At the United States Golf Academy we have devoted a great deal of time and resources to research all aspects of playing the game of golf to help our students shoot lower scores. Of course, for any player the fastest way to shoot lower scores is to make more putts. In order to do that, the first aspect of putting that needs to be addressed is the visual aspect or for lack of a better term – aim.
Many years ago when asked about putting Arnold Palmer said that the key to good putting was to hit the ball where you are looking. If it is really that simple then why is it so darn difficult in application? The answer lies in the way we perceive the target and the task. Most of us can aim very well when we look directly down the intended direction of a putt. Unfortunately, the view becomes distorted when we move to the side. Try this test. Draw a straight line on a ball and looking down the intended line point the line on the ball at the target. Now walk around to the side as you would to putt. Does the line still appear to be going toward the target? If so it is safe for you to use that line as a reference to putt. The next step for you is to find a putter where the visual references on the putter match the line on the ball. This is much harder than you think because even with a perfectly aligned line on the ball they can still be off when they set the putter behind the ball. We have found that each layer of visual reference is an opportunity for distraction.

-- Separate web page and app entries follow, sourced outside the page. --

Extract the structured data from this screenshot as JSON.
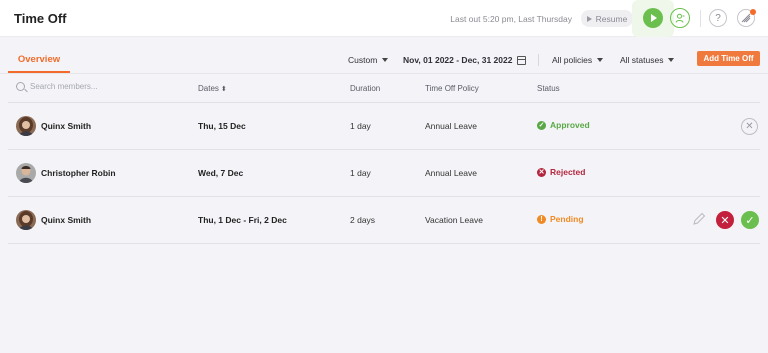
{
  "header": {
    "title": "Time Off",
    "last_out": "Last out 5:20 pm, Last Thursday",
    "resume_label": "Resume"
  },
  "tabs": {
    "overview": "Overview"
  },
  "filters": {
    "range_type": "Custom",
    "date_range": "Nov, 01 2022 - Dec, 31 2022",
    "policies": "All policies",
    "statuses": "All statuses",
    "add_button": "Add Time Off"
  },
  "table": {
    "search_placeholder": "Search members...",
    "columns": {
      "dates": "Dates",
      "duration": "Duration",
      "policy": "Time Off Policy",
      "status": "Status"
    },
    "rows": [
      {
        "member": "Quinx Smith",
        "dates": "Thu, 15 Dec",
        "duration": "1 day",
        "policy": "Annual Leave",
        "status": "Approved"
      },
      {
        "member": "Christopher Robin",
        "dates": "Wed, 7 Dec",
        "duration": "1 day",
        "policy": "Annual Leave",
        "status": "Rejected"
      },
      {
        "member": "Quinx Smith",
        "dates": "Thu, 1 Dec - Fri, 2 Dec",
        "duration": "2 days",
        "policy": "Vacation Leave",
        "status": "Pending"
      }
    ]
  },
  "colors": {
    "accent": "#f26b2a",
    "approved": "#5aa845",
    "rejected": "#b3263e",
    "pending": "#f08a24",
    "play": "#6bbf4e"
  },
  "icons": [
    "search-icon",
    "calendar-icon",
    "sort-icon",
    "play-icon",
    "user-status-icon",
    "help-icon",
    "notification-icon",
    "cancel-icon",
    "edit-icon",
    "reject-icon",
    "approve-icon"
  ]
}
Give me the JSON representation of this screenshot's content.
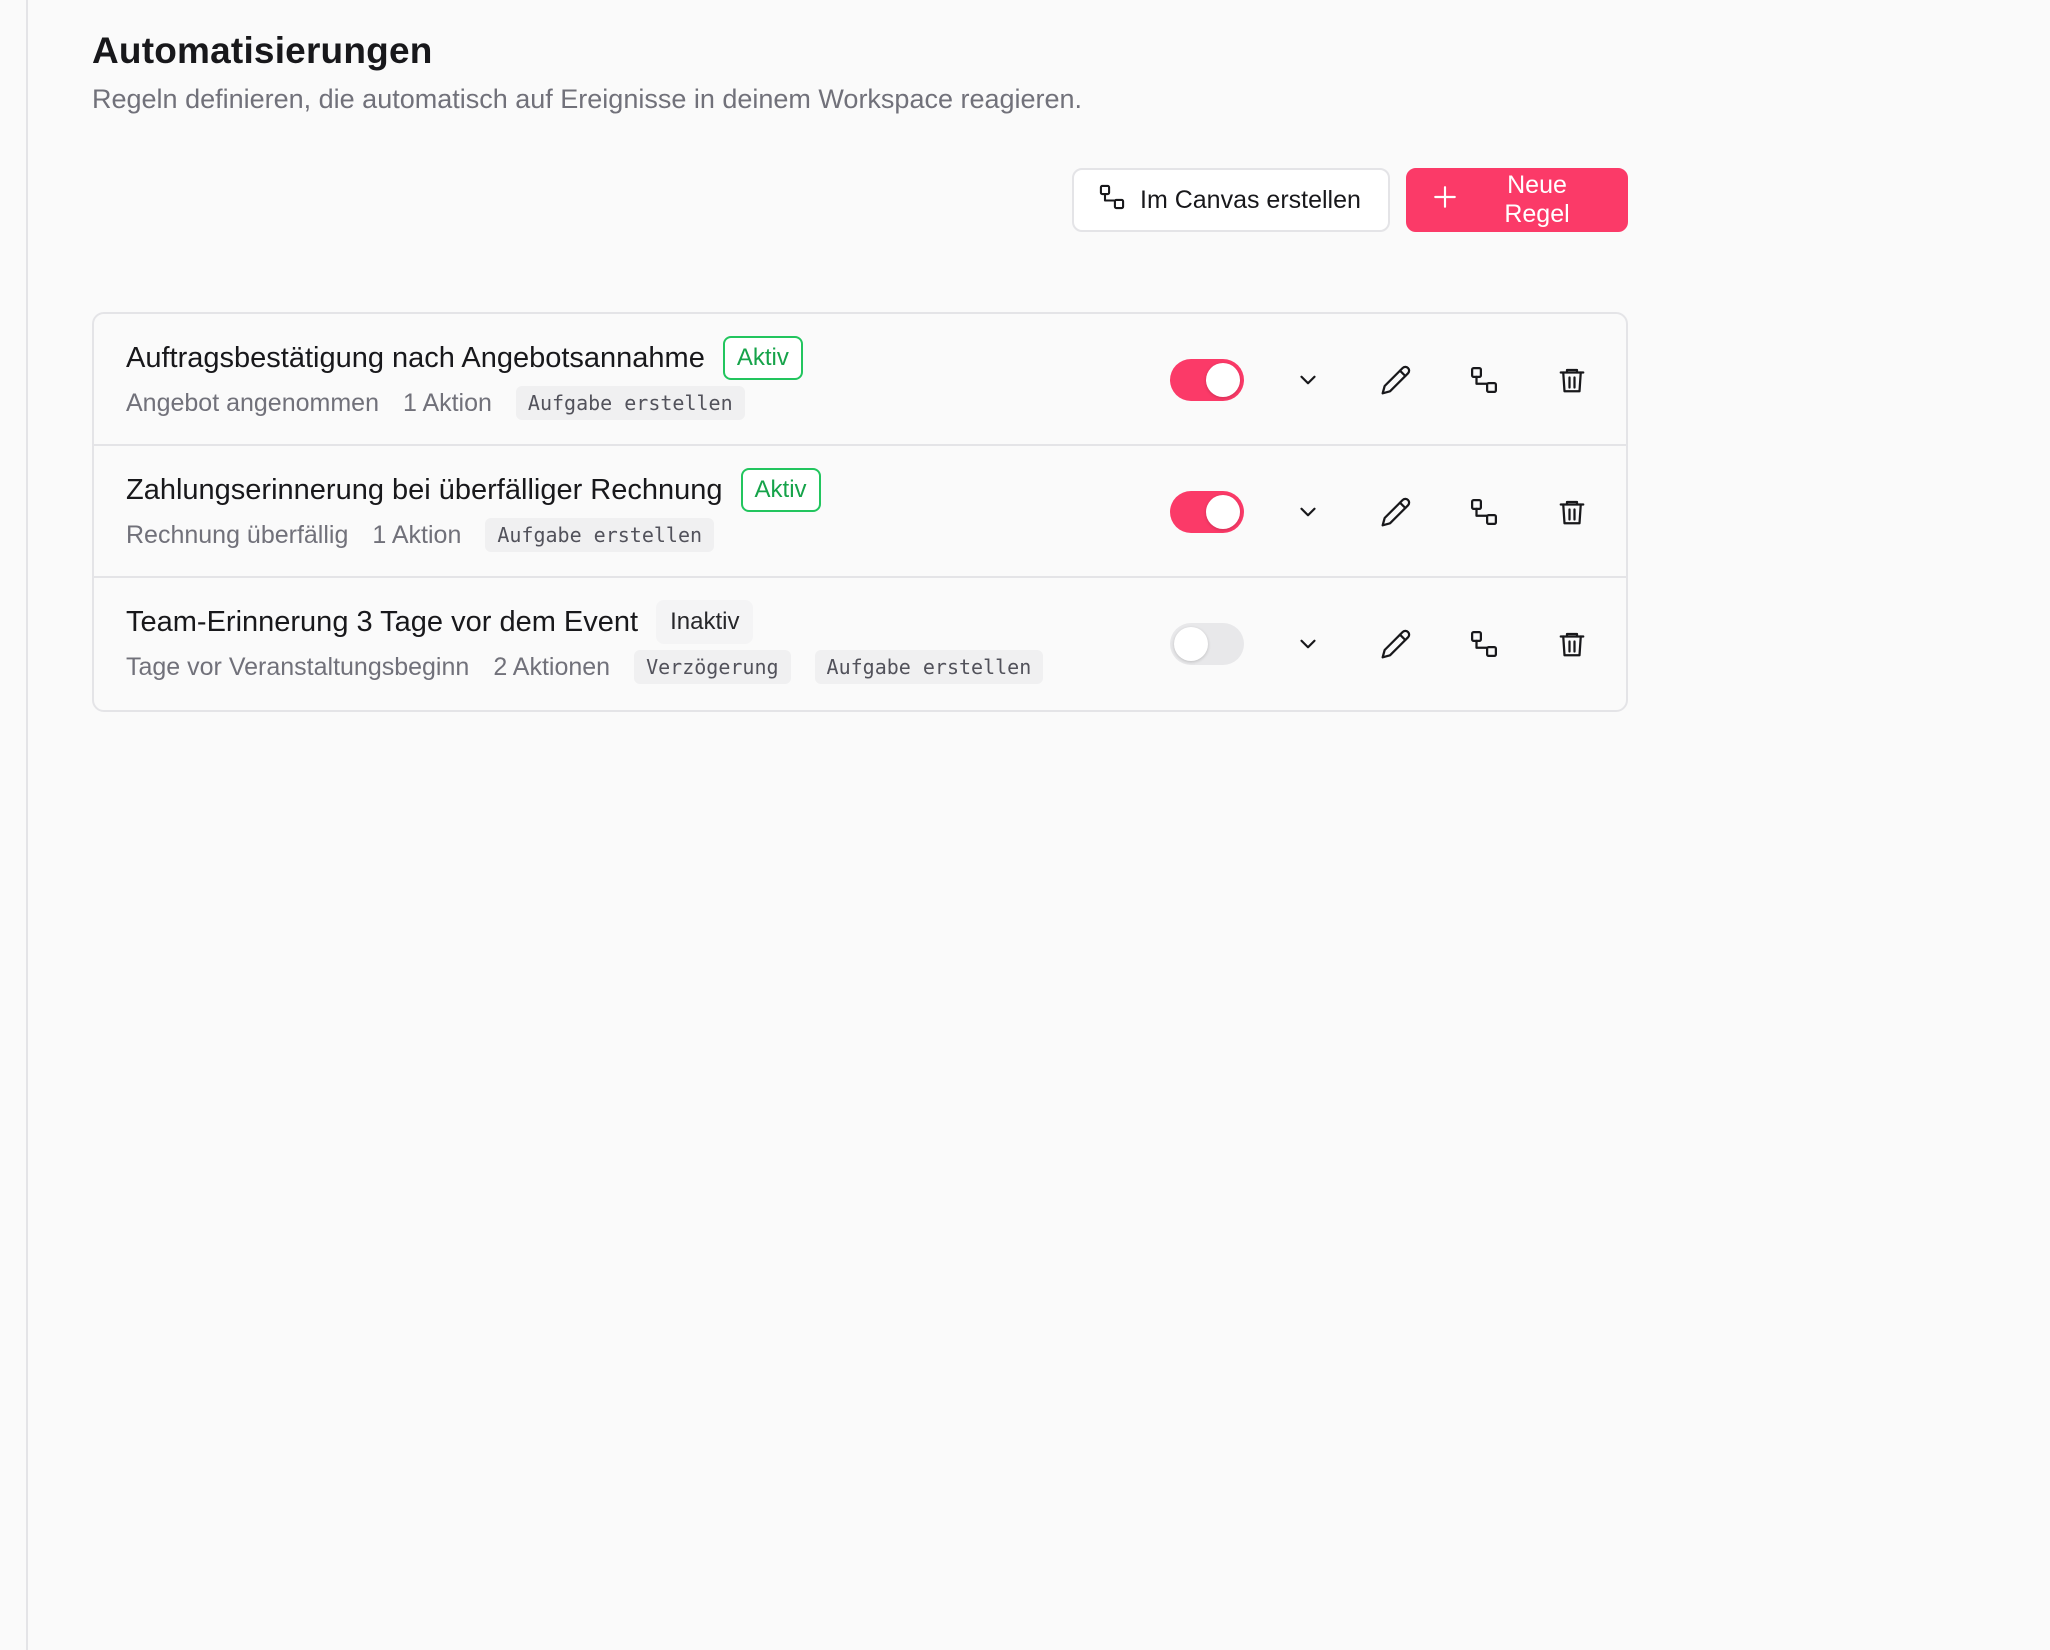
{
  "header": {
    "title": "Automatisierungen",
    "subtitle": "Regeln definieren, die automatisch auf Ereignisse in deinem Workspace reagieren."
  },
  "toolbar": {
    "canvas_label": "Im Canvas erstellen",
    "new_rule_label": "Neue Regel"
  },
  "colors": {
    "accent": "#fb3a68",
    "active_green": "#16a34a",
    "muted_text": "#71717a"
  },
  "icons": {
    "canvas": "flow-icon",
    "new_rule": "plus-icon",
    "expand": "chevron-down-icon",
    "edit": "pencil-icon",
    "open_canvas": "flow-icon",
    "delete": "trash-icon"
  },
  "rules": [
    {
      "name": "Auftragsbestätigung nach Angebotsannahme",
      "status": "Aktiv",
      "enabled": true,
      "trigger": "Angebot angenommen",
      "action_count": "1 Aktion",
      "actions": [
        "Aufgabe erstellen"
      ]
    },
    {
      "name": "Zahlungserinnerung bei überfälliger Rechnung",
      "status": "Aktiv",
      "enabled": true,
      "trigger": "Rechnung überfällig",
      "action_count": "1 Aktion",
      "actions": [
        "Aufgabe erstellen"
      ]
    },
    {
      "name": "Team-Erinnerung 3 Tage vor dem Event",
      "status": "Inaktiv",
      "enabled": false,
      "trigger": "Tage vor Veranstaltungsbeginn",
      "action_count": "2 Aktionen",
      "actions": [
        "Verzögerung",
        "Aufgabe erstellen"
      ]
    }
  ]
}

For those of you who have a different impression of the line when you are in position to strike the putt it is important to eliminate the visual interference. Lines on the ball and lines on the putter are more distraction than help. For you to be successful you must become more instinctive when you aim rather than analytical. Don’t feel bad, there are more of you out there than people who can successfully use the line. We recently commissioned an Inaugural Edition Putter for the Academy. Each of these is custom fit to the owner and has no visual references or alignment aids. It is my personal contention that the vast majority of us would putt better without all the alignment “aids” we have on today’s putters. The extra lines and gimmicks might give us the sense of better alignment, but in reality our work with PuttLab clearly shows us that most players aim the putter better without the visual distractions. They just don’t think they do, but that is a topic for another column.